[Stored records]
BEGIN
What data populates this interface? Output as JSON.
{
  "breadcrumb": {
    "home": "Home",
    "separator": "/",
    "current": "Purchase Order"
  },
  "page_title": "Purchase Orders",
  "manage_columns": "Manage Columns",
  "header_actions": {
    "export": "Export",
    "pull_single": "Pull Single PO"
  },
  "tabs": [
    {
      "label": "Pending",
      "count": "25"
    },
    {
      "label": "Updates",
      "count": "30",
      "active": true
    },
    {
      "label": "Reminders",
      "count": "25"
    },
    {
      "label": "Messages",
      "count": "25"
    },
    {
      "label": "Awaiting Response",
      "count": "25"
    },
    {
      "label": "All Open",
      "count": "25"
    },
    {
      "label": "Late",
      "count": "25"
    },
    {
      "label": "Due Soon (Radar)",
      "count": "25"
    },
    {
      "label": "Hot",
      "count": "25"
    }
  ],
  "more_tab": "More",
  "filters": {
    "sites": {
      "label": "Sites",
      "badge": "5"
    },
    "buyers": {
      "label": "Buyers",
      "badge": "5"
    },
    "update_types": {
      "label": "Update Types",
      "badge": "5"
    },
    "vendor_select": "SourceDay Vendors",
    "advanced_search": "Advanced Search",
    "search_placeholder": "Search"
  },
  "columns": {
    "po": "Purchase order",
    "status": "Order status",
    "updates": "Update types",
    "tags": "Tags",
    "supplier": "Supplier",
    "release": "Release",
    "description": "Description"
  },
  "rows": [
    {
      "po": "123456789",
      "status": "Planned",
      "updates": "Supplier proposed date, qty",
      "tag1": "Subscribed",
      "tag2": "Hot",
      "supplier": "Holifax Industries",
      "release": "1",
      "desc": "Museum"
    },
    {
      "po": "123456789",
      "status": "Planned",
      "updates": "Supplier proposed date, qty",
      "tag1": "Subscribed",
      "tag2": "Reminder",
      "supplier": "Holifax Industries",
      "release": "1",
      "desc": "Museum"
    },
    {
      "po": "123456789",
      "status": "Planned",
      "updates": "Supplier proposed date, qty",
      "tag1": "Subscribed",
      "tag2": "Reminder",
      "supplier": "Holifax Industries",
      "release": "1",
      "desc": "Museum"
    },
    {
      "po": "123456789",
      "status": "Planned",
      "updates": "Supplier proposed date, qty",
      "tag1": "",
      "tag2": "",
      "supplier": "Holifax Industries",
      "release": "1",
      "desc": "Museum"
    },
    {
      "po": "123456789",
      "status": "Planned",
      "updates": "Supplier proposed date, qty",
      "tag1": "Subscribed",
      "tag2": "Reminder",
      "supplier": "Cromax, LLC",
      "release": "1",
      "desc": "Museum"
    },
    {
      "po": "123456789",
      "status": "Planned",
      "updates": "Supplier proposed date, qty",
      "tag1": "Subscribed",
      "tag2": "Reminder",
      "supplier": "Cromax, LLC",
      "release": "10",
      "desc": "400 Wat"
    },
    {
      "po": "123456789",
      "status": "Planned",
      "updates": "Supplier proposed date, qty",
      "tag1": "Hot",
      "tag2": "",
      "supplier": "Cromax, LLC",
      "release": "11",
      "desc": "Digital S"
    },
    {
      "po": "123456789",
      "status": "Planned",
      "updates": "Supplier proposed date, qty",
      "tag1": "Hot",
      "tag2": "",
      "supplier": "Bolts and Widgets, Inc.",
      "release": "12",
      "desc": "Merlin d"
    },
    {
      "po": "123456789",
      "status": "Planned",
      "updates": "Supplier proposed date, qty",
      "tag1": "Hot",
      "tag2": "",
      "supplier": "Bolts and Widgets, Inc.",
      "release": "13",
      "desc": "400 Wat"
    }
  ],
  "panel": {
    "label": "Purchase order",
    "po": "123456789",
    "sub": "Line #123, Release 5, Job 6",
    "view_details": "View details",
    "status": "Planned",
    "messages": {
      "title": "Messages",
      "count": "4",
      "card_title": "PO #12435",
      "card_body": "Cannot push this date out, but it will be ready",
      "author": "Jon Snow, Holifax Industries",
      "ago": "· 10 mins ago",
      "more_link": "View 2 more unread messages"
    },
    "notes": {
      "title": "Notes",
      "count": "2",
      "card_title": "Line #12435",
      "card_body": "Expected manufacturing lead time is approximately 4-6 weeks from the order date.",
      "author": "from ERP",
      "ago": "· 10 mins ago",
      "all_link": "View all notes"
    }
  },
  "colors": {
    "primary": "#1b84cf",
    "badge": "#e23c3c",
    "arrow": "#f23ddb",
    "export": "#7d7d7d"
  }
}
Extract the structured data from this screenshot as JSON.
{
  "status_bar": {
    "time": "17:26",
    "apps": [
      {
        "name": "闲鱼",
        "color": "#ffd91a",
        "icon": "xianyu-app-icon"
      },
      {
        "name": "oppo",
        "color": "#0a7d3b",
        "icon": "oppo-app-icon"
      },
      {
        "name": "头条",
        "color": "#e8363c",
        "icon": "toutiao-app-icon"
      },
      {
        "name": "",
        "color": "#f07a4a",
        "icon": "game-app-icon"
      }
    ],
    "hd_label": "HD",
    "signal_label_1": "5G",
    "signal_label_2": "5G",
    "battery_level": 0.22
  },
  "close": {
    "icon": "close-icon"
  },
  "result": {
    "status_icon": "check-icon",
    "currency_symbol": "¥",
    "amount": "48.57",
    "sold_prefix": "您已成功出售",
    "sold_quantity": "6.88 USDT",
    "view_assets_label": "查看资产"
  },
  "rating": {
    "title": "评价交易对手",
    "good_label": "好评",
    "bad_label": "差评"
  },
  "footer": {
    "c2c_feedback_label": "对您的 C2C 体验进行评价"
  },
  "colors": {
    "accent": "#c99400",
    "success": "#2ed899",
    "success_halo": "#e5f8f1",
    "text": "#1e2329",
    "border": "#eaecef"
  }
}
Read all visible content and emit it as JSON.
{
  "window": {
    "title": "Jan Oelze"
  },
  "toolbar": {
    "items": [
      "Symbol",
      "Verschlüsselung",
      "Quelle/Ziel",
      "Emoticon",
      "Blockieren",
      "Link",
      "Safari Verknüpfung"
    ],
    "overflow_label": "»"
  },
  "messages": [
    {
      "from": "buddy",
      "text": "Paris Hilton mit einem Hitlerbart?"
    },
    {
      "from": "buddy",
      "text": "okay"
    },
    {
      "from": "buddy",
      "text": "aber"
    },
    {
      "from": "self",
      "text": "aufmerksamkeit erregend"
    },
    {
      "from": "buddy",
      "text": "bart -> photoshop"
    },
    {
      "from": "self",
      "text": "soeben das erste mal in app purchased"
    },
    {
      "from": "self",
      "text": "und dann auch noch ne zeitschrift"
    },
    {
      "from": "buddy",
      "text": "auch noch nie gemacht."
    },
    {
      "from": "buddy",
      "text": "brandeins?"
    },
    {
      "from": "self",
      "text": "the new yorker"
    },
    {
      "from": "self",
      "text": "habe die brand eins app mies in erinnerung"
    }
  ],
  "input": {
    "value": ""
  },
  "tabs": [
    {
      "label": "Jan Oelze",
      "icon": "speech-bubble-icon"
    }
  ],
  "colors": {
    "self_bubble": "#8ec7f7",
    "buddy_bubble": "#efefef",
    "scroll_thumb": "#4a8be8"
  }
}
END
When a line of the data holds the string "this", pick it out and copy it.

→ **ANSWER**:
What data populates this interface? Output as JSON.
      "card_body": "Cannot push this date out, but it will be ready",
Extract the structured data from this screenshot as JSON.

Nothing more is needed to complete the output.